--- RECORDS FOR PROCESSING ---

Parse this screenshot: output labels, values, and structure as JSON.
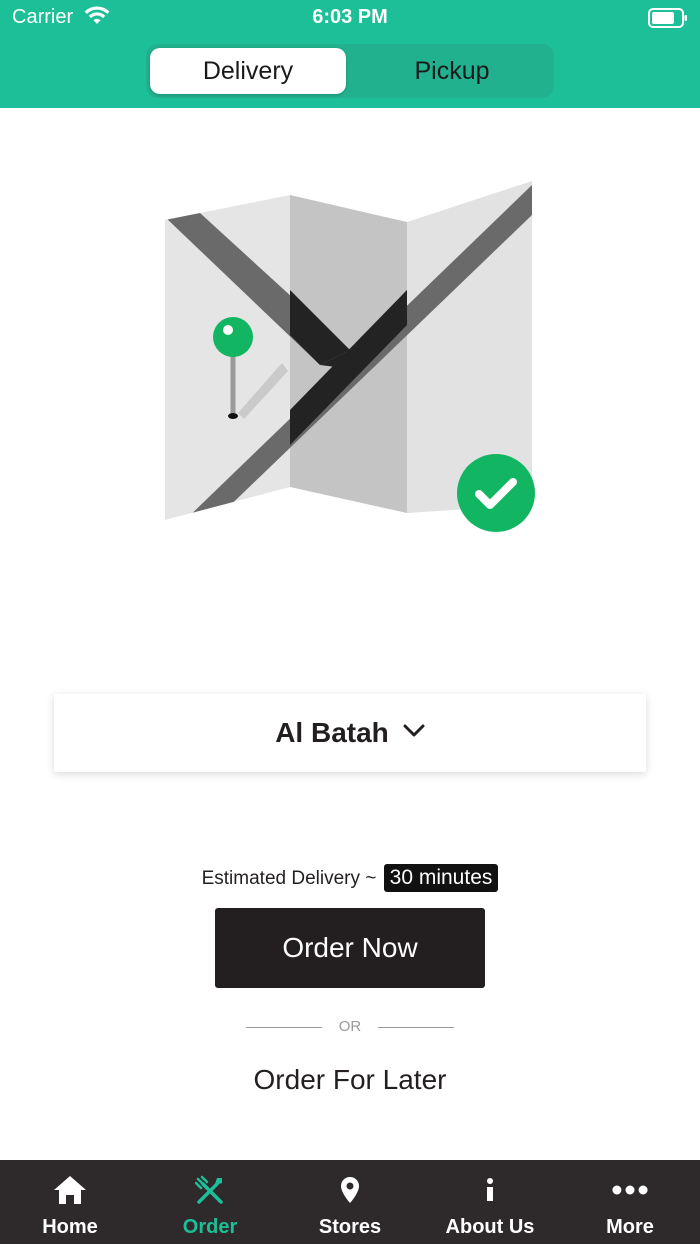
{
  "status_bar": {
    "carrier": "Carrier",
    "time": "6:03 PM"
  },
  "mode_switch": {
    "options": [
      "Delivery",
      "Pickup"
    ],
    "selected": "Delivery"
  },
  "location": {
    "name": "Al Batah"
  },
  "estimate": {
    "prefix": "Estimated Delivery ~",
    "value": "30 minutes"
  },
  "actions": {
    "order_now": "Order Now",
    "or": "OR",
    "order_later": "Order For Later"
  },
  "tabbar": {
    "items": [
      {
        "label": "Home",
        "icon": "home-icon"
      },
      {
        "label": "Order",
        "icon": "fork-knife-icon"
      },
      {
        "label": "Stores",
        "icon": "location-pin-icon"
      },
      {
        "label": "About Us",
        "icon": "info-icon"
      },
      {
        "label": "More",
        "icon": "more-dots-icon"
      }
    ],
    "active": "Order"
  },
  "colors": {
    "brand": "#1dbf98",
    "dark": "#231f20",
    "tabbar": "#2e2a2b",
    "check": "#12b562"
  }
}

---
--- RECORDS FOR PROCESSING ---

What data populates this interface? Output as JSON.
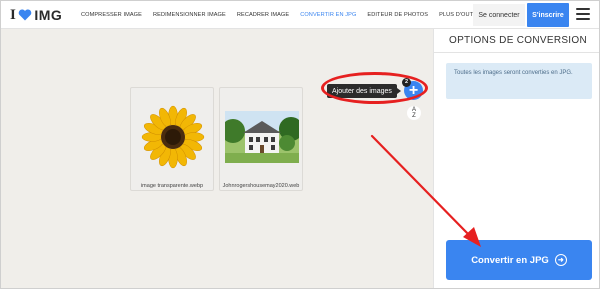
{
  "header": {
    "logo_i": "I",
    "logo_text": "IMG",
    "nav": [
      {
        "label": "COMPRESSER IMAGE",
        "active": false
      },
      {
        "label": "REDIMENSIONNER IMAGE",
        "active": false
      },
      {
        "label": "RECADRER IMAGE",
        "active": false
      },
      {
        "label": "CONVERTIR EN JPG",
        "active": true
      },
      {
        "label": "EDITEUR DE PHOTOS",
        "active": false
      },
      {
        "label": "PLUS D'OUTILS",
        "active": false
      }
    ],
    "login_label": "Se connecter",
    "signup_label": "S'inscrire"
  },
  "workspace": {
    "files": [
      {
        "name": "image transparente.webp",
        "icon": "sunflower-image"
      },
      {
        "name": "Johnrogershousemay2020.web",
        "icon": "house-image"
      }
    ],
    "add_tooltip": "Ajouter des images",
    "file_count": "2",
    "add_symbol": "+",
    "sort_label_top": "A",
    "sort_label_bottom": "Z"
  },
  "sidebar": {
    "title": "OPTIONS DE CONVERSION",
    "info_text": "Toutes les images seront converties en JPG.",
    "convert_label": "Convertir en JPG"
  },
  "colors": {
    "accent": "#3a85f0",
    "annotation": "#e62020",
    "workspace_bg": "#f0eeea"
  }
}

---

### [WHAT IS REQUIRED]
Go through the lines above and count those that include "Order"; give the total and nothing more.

### [RESULT OF THE TASK]
4